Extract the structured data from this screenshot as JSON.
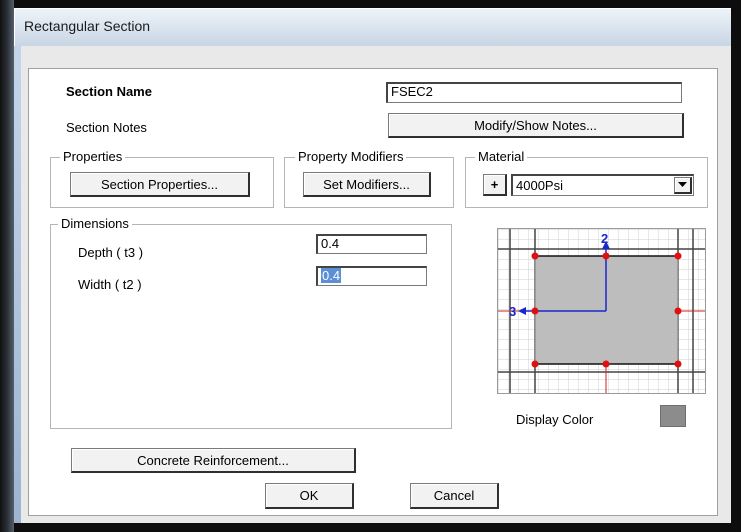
{
  "window": {
    "title": "Rectangular Section"
  },
  "section": {
    "name_label": "Section Name",
    "name_value": "FSEC2",
    "notes_label": "Section Notes",
    "notes_button": "Modify/Show Notes..."
  },
  "properties": {
    "legend": "Properties",
    "button": "Section Properties..."
  },
  "modifiers": {
    "legend": "Property Modifiers",
    "button": "Set Modifiers..."
  },
  "material": {
    "legend": "Material",
    "plus_button": "+",
    "selected": "4000Psi",
    "dropdown_icon": "chevron-down-icon"
  },
  "dimensions": {
    "legend": "Dimensions",
    "depth_label": "Depth  ( t3 )",
    "depth_value": "0.4",
    "width_label": "Width  ( t2 )",
    "width_value": "0.4"
  },
  "preview": {
    "axis_2": "2",
    "axis_3": "3",
    "display_color_label": "Display Color",
    "display_color": "#8c8c8c"
  },
  "buttons": {
    "reinforcement": "Concrete Reinforcement...",
    "ok": "OK",
    "cancel": "Cancel"
  }
}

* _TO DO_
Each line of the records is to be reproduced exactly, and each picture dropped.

* _ANSWER TO THIS PROBLEM_
Extract the structured data from this screenshot as JSON.
{
  "window": {
    "title": "Rectangular Section"
  },
  "section": {
    "name_label": "Section Name",
    "name_value": "FSEC2",
    "notes_label": "Section Notes",
    "notes_button": "Modify/Show Notes..."
  },
  "properties": {
    "legend": "Properties",
    "button": "Section Properties..."
  },
  "modifiers": {
    "legend": "Property Modifiers",
    "button": "Set Modifiers..."
  },
  "material": {
    "legend": "Material",
    "plus_button": "+",
    "selected": "4000Psi",
    "dropdown_icon": "chevron-down-icon"
  },
  "dimensions": {
    "legend": "Dimensions",
    "depth_label": "Depth  ( t3 )",
    "depth_value": "0.4",
    "width_label": "Width  ( t2 )",
    "width_value": "0.4"
  },
  "preview": {
    "axis_2": "2",
    "axis_3": "3",
    "display_color_label": "Display Color",
    "display_color": "#8c8c8c"
  },
  "buttons": {
    "reinforcement": "Concrete Reinforcement...",
    "ok": "OK",
    "cancel": "Cancel"
  }
}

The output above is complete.